As David Agus, a cancer doctor, would like to say:

In health care today, we spend most of the dollars — in terms of treating disease — in the last two years of a person’s life.

I pondered on it one evening and thought I’d find out about some “programmable” possibilities related to cancer research for hackers from the non-scientific community, besides the obvious means of help like donations (both charity and research), awareness drives and volunteering.

I got in touch with Jon Kiddy, a software engineer who works at Roswell Park Cancer Institute. Jon kindly shared his views and pointed out that the current state of cancer research can be summed up in one of Daniel Markham’s excellent posts. After having read the book on the subject called “The Emperor of All Maladies”, Daniel went on to state the general problem with cancer research is that the US healthcare isn’t setup to support individualized care and treatment, which is currently undergoing the most intensive scrutiny. A commentor on Hacker News responded to Daniel’s post with this inspiring message:

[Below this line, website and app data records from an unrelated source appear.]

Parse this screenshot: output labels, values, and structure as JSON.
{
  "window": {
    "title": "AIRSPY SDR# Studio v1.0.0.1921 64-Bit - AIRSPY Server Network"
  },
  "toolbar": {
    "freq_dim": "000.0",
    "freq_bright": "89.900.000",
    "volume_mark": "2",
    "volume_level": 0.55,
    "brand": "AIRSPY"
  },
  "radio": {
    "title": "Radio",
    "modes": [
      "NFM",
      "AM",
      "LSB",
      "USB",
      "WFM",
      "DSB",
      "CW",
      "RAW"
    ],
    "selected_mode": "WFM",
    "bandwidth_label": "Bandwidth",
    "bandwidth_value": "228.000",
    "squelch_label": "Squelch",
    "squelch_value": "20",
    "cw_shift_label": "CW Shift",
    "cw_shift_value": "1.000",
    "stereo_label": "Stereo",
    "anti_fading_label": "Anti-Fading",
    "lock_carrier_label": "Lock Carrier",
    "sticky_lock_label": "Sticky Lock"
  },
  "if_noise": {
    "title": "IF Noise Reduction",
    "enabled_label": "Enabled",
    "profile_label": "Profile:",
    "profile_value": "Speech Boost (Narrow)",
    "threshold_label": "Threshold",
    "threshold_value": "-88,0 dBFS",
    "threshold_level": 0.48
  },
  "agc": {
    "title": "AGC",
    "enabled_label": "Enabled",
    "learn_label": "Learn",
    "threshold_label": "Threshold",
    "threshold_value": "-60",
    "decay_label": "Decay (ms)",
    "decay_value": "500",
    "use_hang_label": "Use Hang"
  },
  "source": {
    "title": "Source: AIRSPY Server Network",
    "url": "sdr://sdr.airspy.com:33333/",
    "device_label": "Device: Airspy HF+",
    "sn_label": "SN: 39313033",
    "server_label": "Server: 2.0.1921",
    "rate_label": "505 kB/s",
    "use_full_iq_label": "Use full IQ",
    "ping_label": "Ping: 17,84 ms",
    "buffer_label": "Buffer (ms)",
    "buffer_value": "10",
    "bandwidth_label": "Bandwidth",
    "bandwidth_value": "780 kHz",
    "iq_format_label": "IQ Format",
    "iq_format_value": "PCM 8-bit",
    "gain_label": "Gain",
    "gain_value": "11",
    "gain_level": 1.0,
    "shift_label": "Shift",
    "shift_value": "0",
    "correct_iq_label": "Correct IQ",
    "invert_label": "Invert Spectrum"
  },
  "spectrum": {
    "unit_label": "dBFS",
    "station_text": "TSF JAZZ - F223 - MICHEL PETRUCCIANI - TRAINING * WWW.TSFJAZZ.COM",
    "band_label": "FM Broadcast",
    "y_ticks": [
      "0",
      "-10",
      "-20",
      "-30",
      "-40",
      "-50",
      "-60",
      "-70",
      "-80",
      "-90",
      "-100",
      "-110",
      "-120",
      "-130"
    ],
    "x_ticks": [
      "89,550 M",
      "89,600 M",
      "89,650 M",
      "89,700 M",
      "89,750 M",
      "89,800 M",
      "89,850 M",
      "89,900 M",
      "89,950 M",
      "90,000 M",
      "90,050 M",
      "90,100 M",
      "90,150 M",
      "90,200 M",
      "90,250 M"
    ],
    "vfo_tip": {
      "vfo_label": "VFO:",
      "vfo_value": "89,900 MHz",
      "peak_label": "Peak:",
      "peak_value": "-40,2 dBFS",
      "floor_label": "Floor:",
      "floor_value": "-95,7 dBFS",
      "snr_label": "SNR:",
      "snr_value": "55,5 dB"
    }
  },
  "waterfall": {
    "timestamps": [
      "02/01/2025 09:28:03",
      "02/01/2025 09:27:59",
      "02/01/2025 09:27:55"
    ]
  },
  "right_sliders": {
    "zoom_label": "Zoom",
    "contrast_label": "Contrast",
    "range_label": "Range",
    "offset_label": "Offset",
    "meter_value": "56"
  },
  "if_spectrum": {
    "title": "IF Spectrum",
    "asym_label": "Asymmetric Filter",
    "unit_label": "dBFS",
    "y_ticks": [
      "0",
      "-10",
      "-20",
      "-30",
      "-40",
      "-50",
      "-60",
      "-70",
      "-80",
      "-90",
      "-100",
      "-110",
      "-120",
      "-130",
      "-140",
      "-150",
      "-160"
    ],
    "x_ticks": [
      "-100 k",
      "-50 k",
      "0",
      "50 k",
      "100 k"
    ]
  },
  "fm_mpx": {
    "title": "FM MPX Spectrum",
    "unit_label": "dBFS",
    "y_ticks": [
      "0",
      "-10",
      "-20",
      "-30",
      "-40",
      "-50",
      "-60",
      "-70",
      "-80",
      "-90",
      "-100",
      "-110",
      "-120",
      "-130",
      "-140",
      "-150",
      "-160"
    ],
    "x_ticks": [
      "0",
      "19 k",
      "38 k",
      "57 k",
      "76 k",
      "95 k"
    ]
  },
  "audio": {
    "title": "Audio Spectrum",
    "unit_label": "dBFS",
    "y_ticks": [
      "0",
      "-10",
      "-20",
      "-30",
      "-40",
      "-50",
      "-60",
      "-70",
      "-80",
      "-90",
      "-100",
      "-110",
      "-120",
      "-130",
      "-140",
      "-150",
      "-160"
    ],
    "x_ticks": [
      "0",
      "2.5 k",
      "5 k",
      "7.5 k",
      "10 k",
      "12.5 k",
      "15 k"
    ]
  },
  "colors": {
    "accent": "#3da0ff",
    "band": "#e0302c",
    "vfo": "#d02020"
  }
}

You want to fix cancer, don’t wait for the scientists. They are hobbled by regulation. Be an engineer: get out there and make one of the viable solutions work, and make it work outside the US.

What started as modest self-education, has led me to several impactful ways in helping with cancer research:

1. Distributed Computing Projects – In 2003, with grid computing, in less than three months scientists identified 44 potential treatments to fight the deadly smallpox disease. Without the grid, the work would have taken more than one year to complete. Participating in a distributed computing project is the easiest way to get involved with cancer research.

You can donate your unused computer resources to research projects like Help Conquer Cancer, Help Fight Childhood Cancer, Rosetta@home, Folding@home.

Grid computing works by splitting complex computations into small pieces that can be processed simultaneously on individual public nodes, there-by reducing research time and making the technology infrastructure cost-effective.

2. Build on “Big Data” – Massive amounts of raw data is available for analysis in cancer research. As Jon wrote back to me:

The problem comes when there is such a large amount of data to process in a field where each individual’s treatment is usually uniquely suited only to them. Hadoop/Hbase is in use by The Cancer Genome Atlas to make some of this process more bearable. Their datasets are invaluable.

The combination of Apache Hadoop (for distributed computing), HBase (distributed database), MapReduce (for distributed computing on large datasets on clusters of computers), R Project (for statistical computing), and Gephi (for visualization and exploration) changes the way we think about analysis of Big Data.

Data analysis, data visualization and even Web crawler technology are all important in cancer research, for processing highly distributable problems across huge datasets using a large number of computers.

Last year, the Cloudera Data Science Team wrote about some of their work with Hadoop:

Instead of focusing on a handful of outcomes, we can process all of the events in the data set at the same time. We can try out hundreds of different strategies for cleaning records, stratifying observations into clusters, and scoring drug-reaction tuples, run everything in parallel, and analyze the data at a fraction of the cost of a traditional supercomputer. We can render the results of our analyses using visualization tools that can be used by domain experts to explore relationships within our data that they might never have thought to look for. By dramatically reducing the costs of exploration and experimentation, we foster an environment that enables innovation and discovery.

3. Apps and Tools – Personal profiling and monitoring could be another area of focus for developers interested in cancer research or general health-related diagnosis.

There are lots of possibilities for personal solutions that aid in collective science.

“In lieu of spending a decade in training to become an oncologist, I have been able to put my skills to practical use.”, Jon says about the impact he’s making.

I really wish for many more technology enthusiasts to devote their time, skills and efforts in the fight against cancer. In what other ways can we help? Do share your comments and views.